Future of deer herd in hunters’ hands
By Ken M. Blomberg
It’s no secret that Chronic Wasting Disease (CWD) poses the greatest risk to North America’s deer herds and deer hunting. Here’s some undisputed facts:
— Chronic wasting disease (CWD) is a disease of the nervous system in deer and elk that results in distinctive brain lesions. It continues to be a major issue for wildlife scientists throughout the nation, and a key focus for research at the USGS National Wildlife Health Center (NWHC). The NWHC continues to investigate CWD in Wisconsin and throughout the nation.

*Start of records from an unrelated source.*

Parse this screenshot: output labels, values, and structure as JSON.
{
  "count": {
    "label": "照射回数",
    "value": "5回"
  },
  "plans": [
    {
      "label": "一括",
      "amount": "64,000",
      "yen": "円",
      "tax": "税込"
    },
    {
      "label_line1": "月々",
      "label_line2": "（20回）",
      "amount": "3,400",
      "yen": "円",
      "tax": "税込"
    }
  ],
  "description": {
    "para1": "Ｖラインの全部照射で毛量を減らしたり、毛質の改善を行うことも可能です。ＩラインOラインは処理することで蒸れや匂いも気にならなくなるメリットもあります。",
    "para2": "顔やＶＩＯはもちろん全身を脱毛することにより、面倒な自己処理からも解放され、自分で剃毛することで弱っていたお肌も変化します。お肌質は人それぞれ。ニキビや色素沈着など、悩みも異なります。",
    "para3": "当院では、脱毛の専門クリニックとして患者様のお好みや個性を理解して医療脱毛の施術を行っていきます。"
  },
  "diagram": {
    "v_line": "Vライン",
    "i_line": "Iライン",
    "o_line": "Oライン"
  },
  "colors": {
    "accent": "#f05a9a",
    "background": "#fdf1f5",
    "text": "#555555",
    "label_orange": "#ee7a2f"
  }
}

— One in four deer in Wisconsin’s Iowa and western Dane counties has CWD. Our very own Portage County is on the list of 19 counties with a history of CWD infected deer roaming within their borders.
— Just last week, outdoor writer Pat Durkin reported in the Appleton Post Crescent, “One of Wisconsin’s oldest and largest sausage makers told its customers in late August that it will no longer process venison into sausage and other snack-meat products because of chronic wasting disease’s worsening spread in the state’s deer herd.”
— Silver Creek Specialty Meats Inc. of Oshkosh noted ongoing CWD research by the Canadian Food Inspection Agency influenced their decision. “A study that exposed 18 macaque monkeys to CWD since 2009. So far, five of the monkeys have contracted the always-fatal brain disease. Two got sick by eating CWD-infected meat, and one got sick by eating infected brain matter. The other two got sick after their brains were injected with infected materials. Fifteen years ago, the public was told of no scientific evidence that CWD spread to humans.”
— At five prior Wisconsin Conservation Congress (WCC) and Department of Natural Resources (DNR) spring fish and game hearings, sportsmen voted unanimously to ban statewide deer baiting and feeding – in hopes of slowing or stopping the spread of CWD in our state. Yet unbelievably, in June of this year, our lawmakers voted to let their constituents continue to bait and feed deer by enacting a sunset provision on Wisconsin’s deer baiting and feeding ban rather than accept scientific documentation of CWD.
The DNR’s initial fight to prevent CWD from spreading has failed. They began monitoring the state’s wild white tailed deer herd in 1999. The first positives were found in 2002 through testing of deer harvested in November 2001 in isolated southern counties.
Today, the DNR reports, “There are currently 43 CWD affected counties. Of these counties, 19 are designated as such due to having a wild CWD positive deer, 10 are within 10 miles of a wild CWD positive deer and 14 have a captive CWD positive or are within 10 miles of a captive CWD positive deer.”
The department has developed a chronic wasting disease response plan through the year 2025, developed by members from the DNR, Wisconsin Conservation Congress and the Wisconsin Department of Agriculture, Trade and Consumer Protection. They recommend practices to reduce and prevent the spread of CWD that can be done through voluntary implementation by Wisconsin citizens – with hopes human-related introductions of CWD may be reduced.
That includes a CWD sampling plan reported last week in the Gazette. It bears repeating here in this space.
In cooperation with local businesses, DNR staff are collecting deer heads for CWD surveillance testing in area counties during the 2017 hunting seasons. If you harvest an adult deer, consider submitting a sample for testing.
In Portage County, head samples can be dropped off at 24-hour self-serve kiosks at the Buena Vista DNR Field Station, 8310 County Road F. Bancroft, or the Plover DNR Ranger Station, 2510 Maple Drive, Plover.
In addition, lymph node samples may be dropped off at Vollmer Taxidermy, 3631 Plover Road, Plover, 715-345-1934, or the Almond Rod and Gun Club, 8092 County Road GG, Almond, 715-570-1147.
In the end, the only real hope for surveillance testing lies in the hands of concerned hunters. Concerned for the deer herd and concerned for their family’s health. And if you’re concerned about your lawmaker in Madison, give him or her a call and let them know the future of our deer herd is also in their hands.